[Page and application data records]
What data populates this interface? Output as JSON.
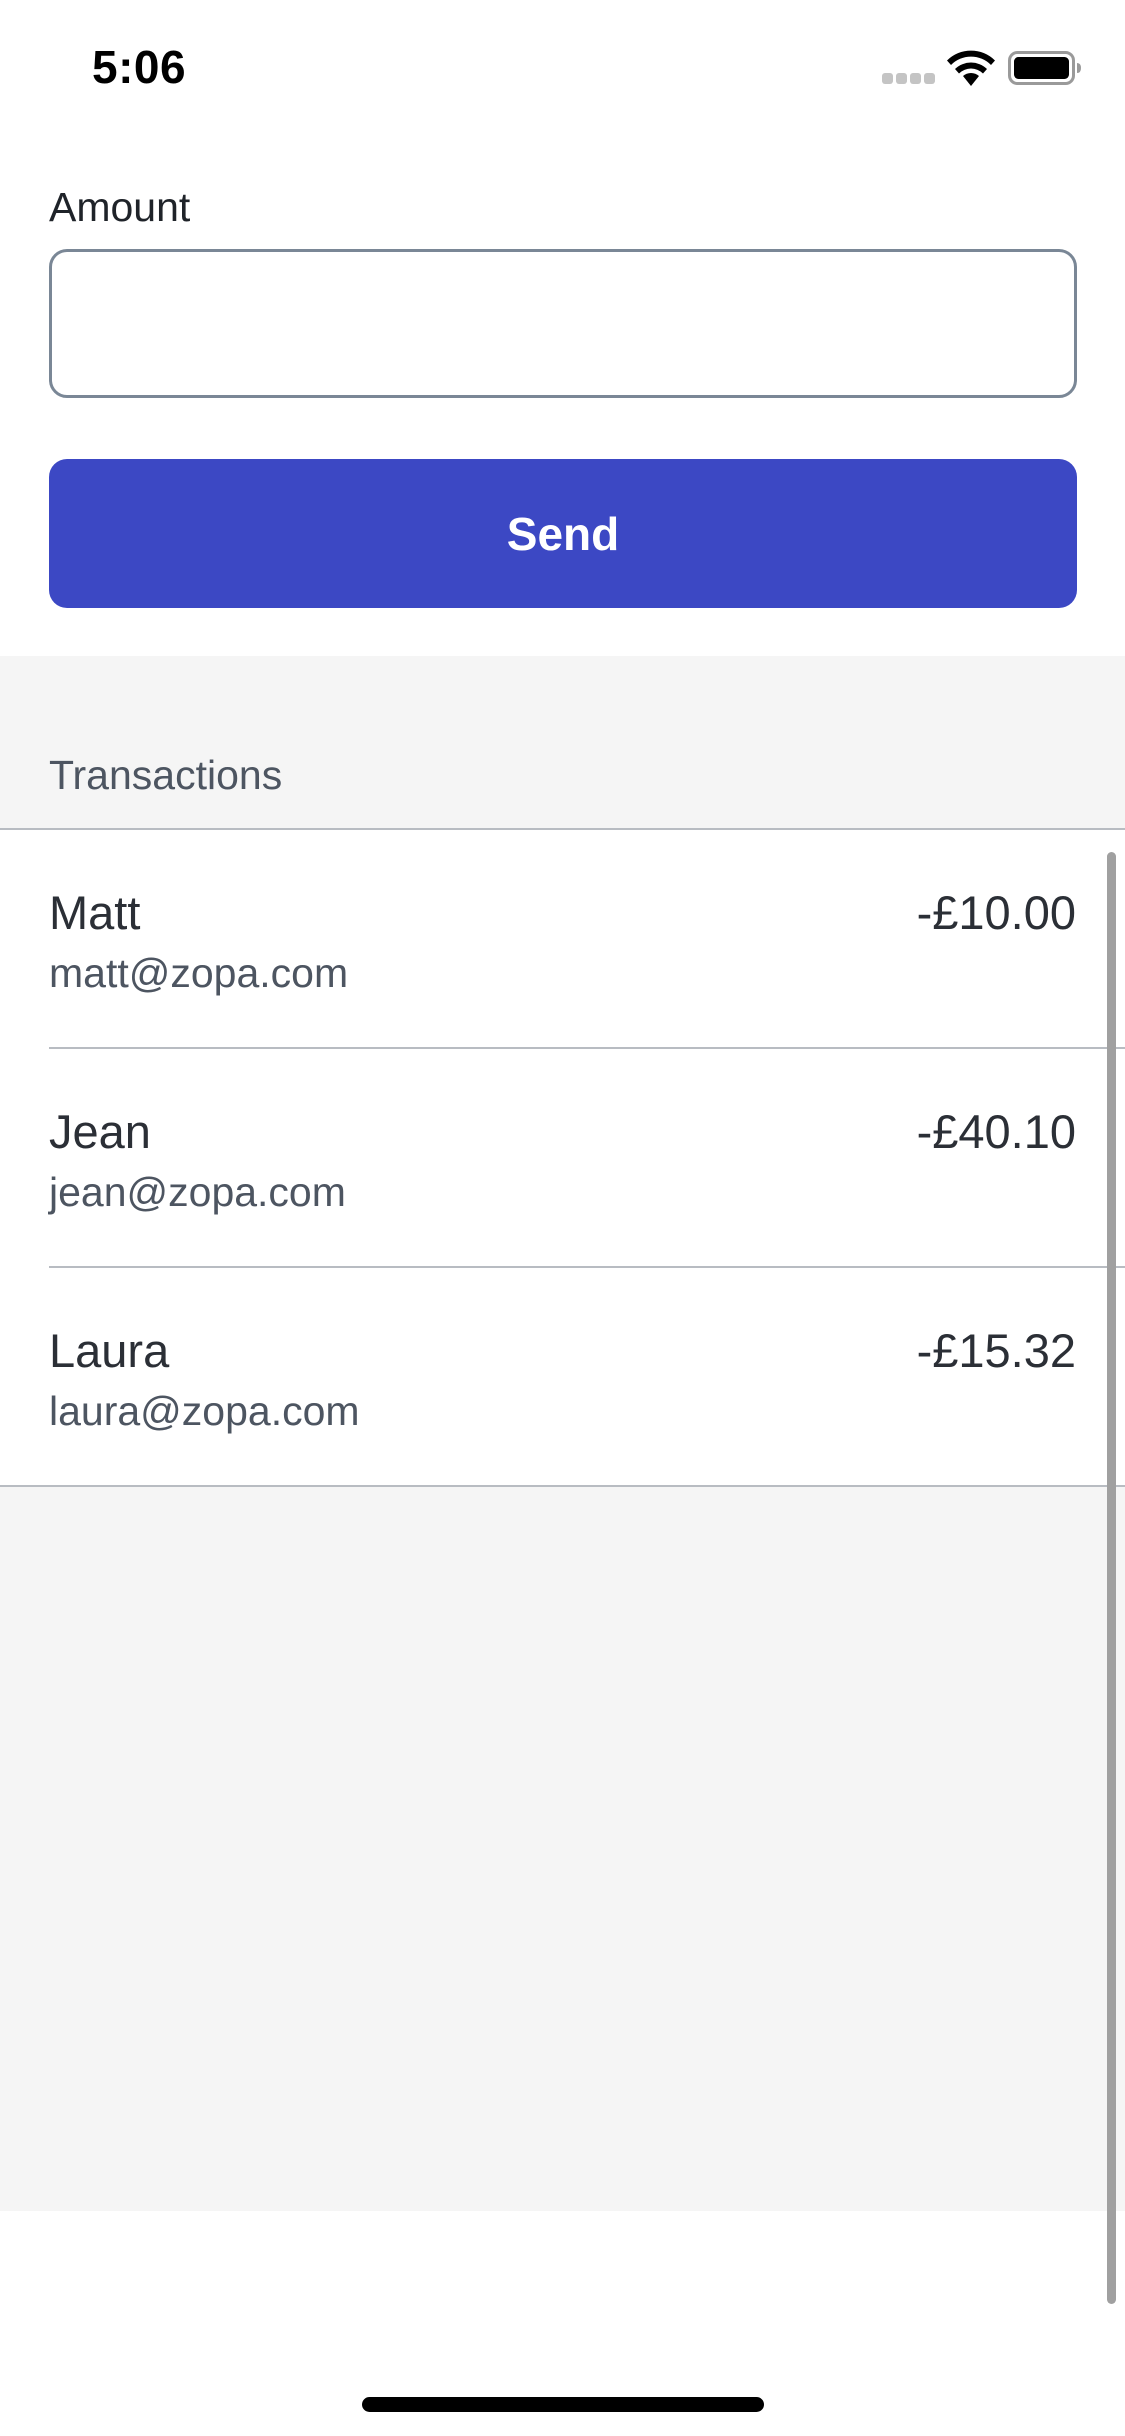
{
  "status_bar": {
    "time": "5:06",
    "icons": [
      "signal-dots-icon",
      "wifi-icon",
      "battery-icon"
    ]
  },
  "form": {
    "amount_label": "Amount",
    "amount_value": "",
    "amount_placeholder": "",
    "send_label": "Send"
  },
  "transactions": {
    "header": "Transactions",
    "items": [
      {
        "name": "Matt",
        "email": "matt@zopa.com",
        "amount": "-£10.00"
      },
      {
        "name": "Jean",
        "email": "jean@zopa.com",
        "amount": "-£40.10"
      },
      {
        "name": "Laura",
        "email": "laura@zopa.com",
        "amount": "-£15.32"
      }
    ]
  },
  "colors": {
    "accent": "#3c48c4",
    "background_grey": "#f5f5f5",
    "text_primary": "#2b2f36",
    "text_secondary": "#4d5561",
    "input_border": "#7a8796"
  }
}
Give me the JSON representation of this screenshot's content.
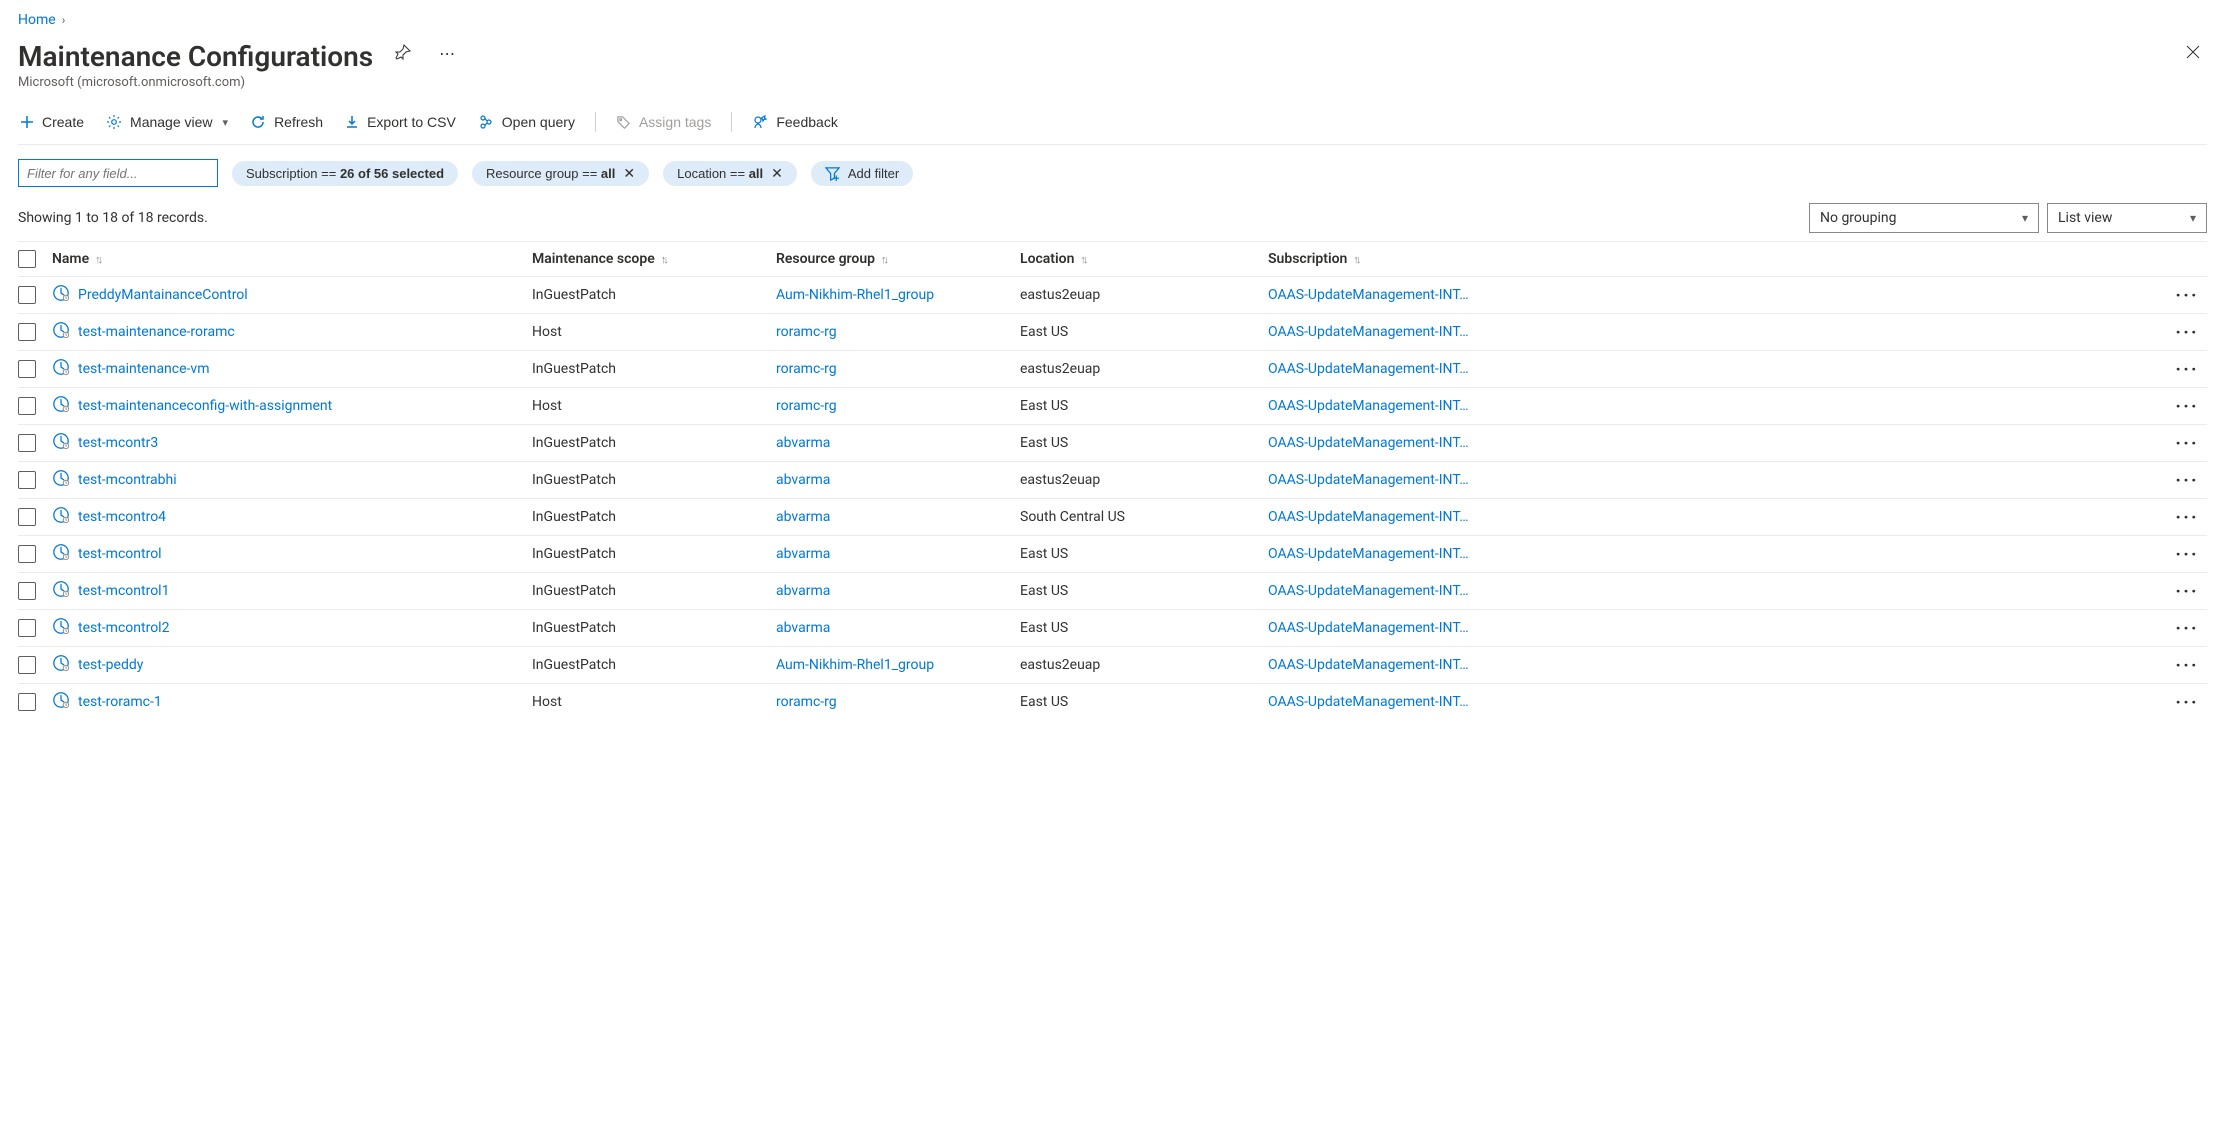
{
  "breadcrumb": {
    "home": "Home"
  },
  "title": "Maintenance Configurations",
  "subtitle": "Microsoft (microsoft.onmicrosoft.com)",
  "toolbar": {
    "create": "Create",
    "manageView": "Manage view",
    "refresh": "Refresh",
    "exportCsv": "Export to CSV",
    "openQuery": "Open query",
    "assignTags": "Assign tags",
    "feedback": "Feedback"
  },
  "filters": {
    "inputPlaceholder": "Filter for any field...",
    "subscription": {
      "prefix": "Subscription == ",
      "value": "26 of 56 selected"
    },
    "resourceGroup": {
      "prefix": "Resource group == ",
      "value": "all"
    },
    "location": {
      "prefix": "Location == ",
      "value": "all"
    },
    "addFilter": "Add filter"
  },
  "status": "Showing 1 to 18 of 18 records.",
  "grouping": {
    "value": "No grouping"
  },
  "viewMode": {
    "value": "List view"
  },
  "columns": {
    "name": "Name",
    "scope": "Maintenance scope",
    "rg": "Resource group",
    "location": "Location",
    "subscription": "Subscription"
  },
  "subscriptionDisplay": "OAAS-UpdateManagement-INT…",
  "rows": [
    {
      "name": "PreddyMantainanceControl",
      "scope": "InGuestPatch",
      "rg": "Aum-Nikhim-Rhel1_group",
      "location": "eastus2euap"
    },
    {
      "name": "test-maintenance-roramc",
      "scope": "Host",
      "rg": "roramc-rg",
      "location": "East US"
    },
    {
      "name": "test-maintenance-vm",
      "scope": "InGuestPatch",
      "rg": "roramc-rg",
      "location": "eastus2euap"
    },
    {
      "name": "test-maintenanceconfig-with-assignment",
      "scope": "Host",
      "rg": "roramc-rg",
      "location": "East US"
    },
    {
      "name": "test-mcontr3",
      "scope": "InGuestPatch",
      "rg": "abvarma",
      "location": "East US"
    },
    {
      "name": "test-mcontrabhi",
      "scope": "InGuestPatch",
      "rg": "abvarma",
      "location": "eastus2euap"
    },
    {
      "name": "test-mcontro4",
      "scope": "InGuestPatch",
      "rg": "abvarma",
      "location": "South Central US"
    },
    {
      "name": "test-mcontrol",
      "scope": "InGuestPatch",
      "rg": "abvarma",
      "location": "East US"
    },
    {
      "name": "test-mcontrol1",
      "scope": "InGuestPatch",
      "rg": "abvarma",
      "location": "East US"
    },
    {
      "name": "test-mcontrol2",
      "scope": "InGuestPatch",
      "rg": "abvarma",
      "location": "East US"
    },
    {
      "name": "test-peddy",
      "scope": "InGuestPatch",
      "rg": "Aum-Nikhim-Rhel1_group",
      "location": "eastus2euap"
    },
    {
      "name": "test-roramc-1",
      "scope": "Host",
      "rg": "roramc-rg",
      "location": "East US"
    }
  ]
}
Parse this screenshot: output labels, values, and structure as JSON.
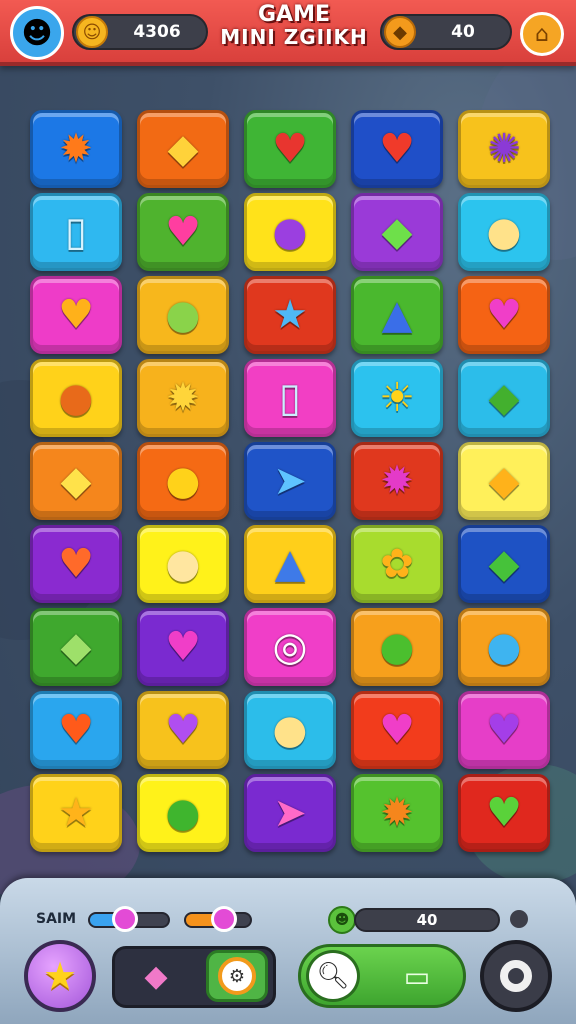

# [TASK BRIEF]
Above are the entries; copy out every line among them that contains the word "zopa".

# [WRITTEN SOLUTION]
        "email": "matt@zopa.com",
        "email": "jean@zopa.com",
        "email": "laura@zopa.com",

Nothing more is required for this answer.